In this talk, Professor Naomi Segal discussed her recently completed work of translating a psychoanalytic book from French into English –Didier Anzieu’s Le Moi-peau (1985, 1995): The Skin-ego (Karnac 2016). It explored in a series of ways the issues of translation in general and translating psychoanalysis in particular. Are all translators murderers, pests or parasites? Are they humble or the spokespersons of a community? Are they trustworthy or traitors, or even ‘faithful bigamists’? Might translation be a feminine/feminised activity because most translators are women, or because the target language has to be maternal, or because it embodies the paradox of the multi-skilled serving the mono-skilled? The second section looked at the translation of psychoanalysis, especially Strachey’s brilliant yet much-criticised translation of Freud. The paper ended with some personal observations arising from her work on Anzieu, and ending with the keyword that still, occasionally, keeps her awake at night. Professor John Fletcher of the University of Warwick chaired this event.


Radical Translation, Radical Transformation: Shaping Shakespeare in 2016
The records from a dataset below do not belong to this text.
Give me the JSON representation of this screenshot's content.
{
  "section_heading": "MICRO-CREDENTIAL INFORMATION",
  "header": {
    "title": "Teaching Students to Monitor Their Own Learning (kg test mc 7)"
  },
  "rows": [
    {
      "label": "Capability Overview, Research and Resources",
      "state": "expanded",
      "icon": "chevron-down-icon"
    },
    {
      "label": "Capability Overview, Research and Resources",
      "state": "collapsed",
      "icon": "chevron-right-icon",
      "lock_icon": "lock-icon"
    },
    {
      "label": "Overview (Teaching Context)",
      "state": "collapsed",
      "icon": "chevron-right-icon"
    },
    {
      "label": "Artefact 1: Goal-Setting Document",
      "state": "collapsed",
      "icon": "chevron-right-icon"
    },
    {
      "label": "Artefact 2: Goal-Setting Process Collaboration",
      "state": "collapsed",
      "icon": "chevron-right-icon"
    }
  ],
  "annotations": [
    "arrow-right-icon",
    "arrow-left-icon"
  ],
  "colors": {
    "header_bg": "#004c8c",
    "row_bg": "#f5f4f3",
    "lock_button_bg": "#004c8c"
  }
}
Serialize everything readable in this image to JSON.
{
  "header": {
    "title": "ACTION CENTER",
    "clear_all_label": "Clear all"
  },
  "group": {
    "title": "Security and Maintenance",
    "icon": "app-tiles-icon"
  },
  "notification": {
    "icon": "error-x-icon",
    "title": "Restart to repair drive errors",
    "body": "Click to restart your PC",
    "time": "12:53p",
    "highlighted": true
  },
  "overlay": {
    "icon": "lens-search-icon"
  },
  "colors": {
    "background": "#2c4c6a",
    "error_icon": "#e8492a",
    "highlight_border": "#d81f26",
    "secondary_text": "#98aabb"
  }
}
Seminar Room 9, St Anne's College

Ulrike Draesner and Ewan Fernie came together to discuss what it means to translate Shakespeare in the year that we celebrate the 400th anniversary of his death. Starting from Draesner’s radical translation of 17 Shakespeare sonnets (which in turn inspired the translator Tom Cheesman to “English” her versions again) and Fernie’s Macbeth, Macbeth, a thrilling re-imagination of Shakespeare's darkest play, this event explored the multifarious meanings of text and subtext, the generation of new discourses, sounds, and forms, through the radical translation of the Bard. This event was chaired by Matthew Reynolds.

Ulrike Draesner is a prize-winning writer of novels, short stories, critical essays and poetry. Prof Ewan Fernie is a critic and writer, and chair of Shakespeare Studies at the Shakespeare Institute, University of Birmingham. Prof Matthew Reynolds is a literary scholar and novelist, and chair of Oxford University's research programme in Comparative Criticism and Translation (OCCT).


Neither Here nor There: Poetry in Translation

Shulman Auditorium, Queen's College

Sasha Dugdale, editor of Modern Poetry in Translation, and Charlie Louth, Fellow in German at the University of Oxford, were in conversation.


"Your Mother Tongue is Not Mine”: A Conversation with Agi Mishol

Seminar Room 7, St Anne's College

A conversation between Israeli poet Agi Mishol, her translator Joanna Chen and Prof. Adriana X. Jacobs (Oriental Studies) on the recent publication of Less Like a Dove (Shearsman Books), a selection of Mishol's poetry that draws from several collections. This conversation addressed the translation process, as well as themes of translation that run through Mishol's work and this collection in particular. This event featured a bilingual reading of Mishol's poetry.

Agi Mishol is the author of more than 17 collections of poetry and has won numerous prizes both in Israel and abroad, including the 2014 Lerici Pea Prize. Chen's poetry, essays and literary translations have been published in GuernicaPoet LorePoetry InternationalAsymptote, and Newsweek. She has a column in The Los Angeles Review of Books.

Adriana X. Jacobs is Associate Professor of Modern Hebrew Literature and Fellow of the Oxford Centre for Hebrew and Jewish Studies.


Oxford-Weidenfeld Translation Prize Short List Readings and Prize-Giving

Tsuzuki Lecture Theatre, St Anne's College

The Oxford–Weidenfeld Prize is for book-length literary translations into English from any living European language. It aims to honour the craft of translation, and to recognise its cultural importance.  The celebration featured readings from the work of the shortlisted translators, and the prize was presented.